#### The input
────────
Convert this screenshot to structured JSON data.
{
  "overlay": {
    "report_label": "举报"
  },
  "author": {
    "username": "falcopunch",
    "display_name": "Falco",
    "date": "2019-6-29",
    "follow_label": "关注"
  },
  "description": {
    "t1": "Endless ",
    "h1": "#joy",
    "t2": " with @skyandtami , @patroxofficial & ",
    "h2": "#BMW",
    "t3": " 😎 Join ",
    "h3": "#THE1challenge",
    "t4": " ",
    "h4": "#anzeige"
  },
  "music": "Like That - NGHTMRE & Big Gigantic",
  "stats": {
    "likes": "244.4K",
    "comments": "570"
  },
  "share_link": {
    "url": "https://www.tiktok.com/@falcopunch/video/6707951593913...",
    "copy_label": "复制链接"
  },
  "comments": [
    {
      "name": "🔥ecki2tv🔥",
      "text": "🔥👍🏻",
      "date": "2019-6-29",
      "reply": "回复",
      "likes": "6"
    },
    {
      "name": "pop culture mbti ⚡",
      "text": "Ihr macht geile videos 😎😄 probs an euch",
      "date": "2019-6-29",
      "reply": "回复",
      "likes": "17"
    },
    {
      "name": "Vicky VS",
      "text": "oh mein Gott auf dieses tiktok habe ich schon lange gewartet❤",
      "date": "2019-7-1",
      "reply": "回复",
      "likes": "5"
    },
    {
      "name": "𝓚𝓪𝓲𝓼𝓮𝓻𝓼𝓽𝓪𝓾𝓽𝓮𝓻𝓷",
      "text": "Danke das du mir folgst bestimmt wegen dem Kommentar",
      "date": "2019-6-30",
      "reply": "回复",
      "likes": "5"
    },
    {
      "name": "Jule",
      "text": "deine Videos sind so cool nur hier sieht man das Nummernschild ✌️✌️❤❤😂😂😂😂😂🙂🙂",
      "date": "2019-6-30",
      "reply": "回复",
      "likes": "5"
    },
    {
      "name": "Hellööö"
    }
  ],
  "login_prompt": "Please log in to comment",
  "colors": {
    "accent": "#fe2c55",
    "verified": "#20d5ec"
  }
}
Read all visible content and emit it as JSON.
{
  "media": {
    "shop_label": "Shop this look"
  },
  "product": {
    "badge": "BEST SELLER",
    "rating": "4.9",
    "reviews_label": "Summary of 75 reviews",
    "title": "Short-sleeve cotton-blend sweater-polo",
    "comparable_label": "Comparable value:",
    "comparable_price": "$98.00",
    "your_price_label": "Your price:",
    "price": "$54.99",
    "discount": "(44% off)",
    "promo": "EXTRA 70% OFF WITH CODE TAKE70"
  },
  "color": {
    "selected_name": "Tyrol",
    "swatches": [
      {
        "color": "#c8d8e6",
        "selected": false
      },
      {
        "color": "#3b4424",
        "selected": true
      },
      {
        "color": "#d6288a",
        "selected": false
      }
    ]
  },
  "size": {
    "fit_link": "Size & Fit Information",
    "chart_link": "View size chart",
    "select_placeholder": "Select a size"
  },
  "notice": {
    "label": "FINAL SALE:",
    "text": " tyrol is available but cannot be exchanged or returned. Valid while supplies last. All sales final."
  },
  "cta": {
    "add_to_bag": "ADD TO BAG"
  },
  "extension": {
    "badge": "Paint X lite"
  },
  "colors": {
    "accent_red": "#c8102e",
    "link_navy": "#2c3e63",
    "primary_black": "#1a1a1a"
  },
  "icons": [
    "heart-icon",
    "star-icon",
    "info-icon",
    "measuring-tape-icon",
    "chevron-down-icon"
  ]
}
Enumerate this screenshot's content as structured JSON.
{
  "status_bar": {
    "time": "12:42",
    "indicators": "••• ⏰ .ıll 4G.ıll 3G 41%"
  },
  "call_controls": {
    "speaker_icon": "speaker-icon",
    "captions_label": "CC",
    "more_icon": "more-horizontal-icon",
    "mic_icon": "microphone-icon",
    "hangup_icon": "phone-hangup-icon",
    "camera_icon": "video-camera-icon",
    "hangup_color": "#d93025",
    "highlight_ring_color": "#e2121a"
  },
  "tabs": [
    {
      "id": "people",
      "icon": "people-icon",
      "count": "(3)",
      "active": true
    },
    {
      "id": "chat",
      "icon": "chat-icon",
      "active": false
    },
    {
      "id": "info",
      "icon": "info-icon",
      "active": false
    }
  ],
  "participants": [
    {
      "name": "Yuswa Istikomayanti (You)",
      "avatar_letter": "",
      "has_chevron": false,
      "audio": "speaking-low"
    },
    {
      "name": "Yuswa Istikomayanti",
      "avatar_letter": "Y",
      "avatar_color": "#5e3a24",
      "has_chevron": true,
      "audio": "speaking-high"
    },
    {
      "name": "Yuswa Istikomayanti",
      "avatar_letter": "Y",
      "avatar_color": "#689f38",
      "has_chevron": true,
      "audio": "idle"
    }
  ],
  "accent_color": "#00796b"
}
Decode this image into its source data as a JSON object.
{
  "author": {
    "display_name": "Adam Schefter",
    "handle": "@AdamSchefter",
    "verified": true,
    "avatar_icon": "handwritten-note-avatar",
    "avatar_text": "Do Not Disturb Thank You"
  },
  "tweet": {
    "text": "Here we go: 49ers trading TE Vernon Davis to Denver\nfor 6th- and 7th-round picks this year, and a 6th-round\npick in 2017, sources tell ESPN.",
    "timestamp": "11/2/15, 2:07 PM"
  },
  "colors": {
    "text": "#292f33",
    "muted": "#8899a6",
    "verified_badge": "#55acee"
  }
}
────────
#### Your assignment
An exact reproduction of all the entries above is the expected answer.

#### Completed task
Convert this screenshot to structured JSON data.
{
  "overlay": {
    "report_label": "举报"
  },
  "author": {
    "username": "falcopunch",
    "display_name": "Falco",
    "date": "2019-6-29",
    "follow_label": "关注"
  },
  "description": {
    "t1": "Endless ",
    "h1": "#joy",
    "t2": " with @skyandtami , @patroxofficial & ",
    "h2": "#BMW",
    "t3": " 😎 Join ",
    "h3": "#THE1challenge",
    "t4": " ",
    "h4": "#anzeige"
  },
  "music": "Like That - NGHTMRE & Big Gigantic",
  "stats": {
    "likes": "244.4K",
    "comments": "570"
  },
  "share_link": {
    "url": "https://www.tiktok.com/@falcopunch/video/6707951593913...",
    "copy_label": "复制链接"
  },
  "comments": [
    {
      "name": "🔥ecki2tv🔥",
      "text": "🔥👍🏻",
      "date": "2019-6-29",
      "reply": "回复",
      "likes": "6"
    },
    {
      "name": "pop culture mbti ⚡",
      "text": "Ihr macht geile videos 😎😄 probs an euch",
      "date": "2019-6-29",
      "reply": "回复",
      "likes": "17"
    },
    {
      "name": "Vicky VS",
      "text": "oh mein Gott auf dieses tiktok habe ich schon lange gewartet❤",
      "date": "2019-7-1",
      "reply": "回复",
      "likes": "5"
    },
    {
      "name": "𝓚𝓪𝓲𝓼𝓮𝓻𝓼𝓽𝓪𝓾𝓽𝓮𝓻𝓷",
      "text": "Danke das du mir folgst bestimmt wegen dem Kommentar",
      "date": "2019-6-30",
      "reply": "回复",
      "likes": "5"
    },
    {
      "name": "Jule",
      "text": "deine Videos sind so cool nur hier sieht man das Nummernschild ✌️✌️❤❤😂😂😂😂😂🙂🙂",
      "date": "2019-6-30",
      "reply": "回复",
      "likes": "5"
    },
    {
      "name": "Hellööö"
    }
  ],
  "login_prompt": "Please log in to comment",
  "colors": {
    "accent": "#fe2c55",
    "verified": "#20d5ec"
  }
}
Read all visible content and emit it as JSON.
{
  "media": {
    "shop_label": "Shop this look"
  },
  "product": {
    "badge": "BEST SELLER",
    "rating": "4.9",
    "reviews_label": "Summary of 75 reviews",
    "title": "Short-sleeve cotton-blend sweater-polo",
    "comparable_label": "Comparable value:",
    "comparable_price": "$98.00",
    "your_price_label": "Your price:",
    "price": "$54.99",
    "discount": "(44% off)",
    "promo": "EXTRA 70% OFF WITH CODE TAKE70"
  },
  "color": {
    "selected_name": "Tyrol",
    "swatches": [
      {
        "color": "#c8d8e6",
        "selected": false
      },
      {
        "color": "#3b4424",
        "selected": true
      },
      {
        "color": "#d6288a",
        "selected": false
      }
    ]
  },
  "size": {
    "fit_link": "Size & Fit Information",
    "chart_link": "View size chart",
    "select_placeholder": "Select a size"
  },
  "notice": {
    "label": "FINAL SALE:",
    "text": " tyrol is available but cannot be exchanged or returned. Valid while supplies last. All sales final."
  },
  "cta": {
    "add_to_bag": "ADD TO BAG"
  },
  "extension": {
    "badge": "Paint X lite"
  },
  "colors": {
    "accent_red": "#c8102e",
    "link_navy": "#2c3e63",
    "primary_black": "#1a1a1a"
  },
  "icons": [
    "heart-icon",
    "star-icon",
    "info-icon",
    "measuring-tape-icon",
    "chevron-down-icon"
  ]
}
Enumerate this screenshot's content as structured JSON.
{
  "status_bar": {
    "time": "12:42",
    "indicators": "••• ⏰ .ıll 4G.ıll 3G 41%"
  },
  "call_controls": {
    "speaker_icon": "speaker-icon",
    "captions_label": "CC",
    "more_icon": "more-horizontal-icon",
    "mic_icon": "microphone-icon",
    "hangup_icon": "phone-hangup-icon",
    "camera_icon": "video-camera-icon",
    "hangup_color": "#d93025",
    "highlight_ring_color": "#e2121a"
  },
  "tabs": [
    {
      "id": "people",
      "icon": "people-icon",
      "count": "(3)",
      "active": true
    },
    {
      "id": "chat",
      "icon": "chat-icon",
      "active": false
    },
    {
      "id": "info",
      "icon": "info-icon",
      "active": false
    }
  ],
  "participants": [
    {
      "name": "Yuswa Istikomayanti (You)",
      "avatar_letter": "",
      "has_chevron": false,
      "audio": "speaking-low"
    },
    {
      "name": "Yuswa Istikomayanti",
      "avatar_letter": "Y",
      "avatar_color": "#5e3a24",
      "has_chevron": true,
      "audio": "speaking-high"
    },
    {
      "name": "Yuswa Istikomayanti",
      "avatar_letter": "Y",
      "avatar_color": "#689f38",
      "has_chevron": true,
      "audio": "idle"
    }
  ],
  "accent_color": "#00796b"
}
Decode this image into its source data as a JSON object.
{
  "author": {
    "display_name": "Adam Schefter",
    "handle": "@AdamSchefter",
    "verified": true,
    "avatar_icon": "handwritten-note-avatar",
    "avatar_text": "Do Not Disturb Thank You"
  },
  "tweet": {
    "text": "Here we go: 49ers trading TE Vernon Davis to Denver\nfor 6th- and 7th-round picks this year, and a 6th-round\npick in 2017, sources tell ESPN.",
    "timestamp": "11/2/15, 2:07 PM"
  },
  "colors": {
    "text": "#292f33",
    "muted": "#8899a6",
    "verified_badge": "#55acee"
  }
}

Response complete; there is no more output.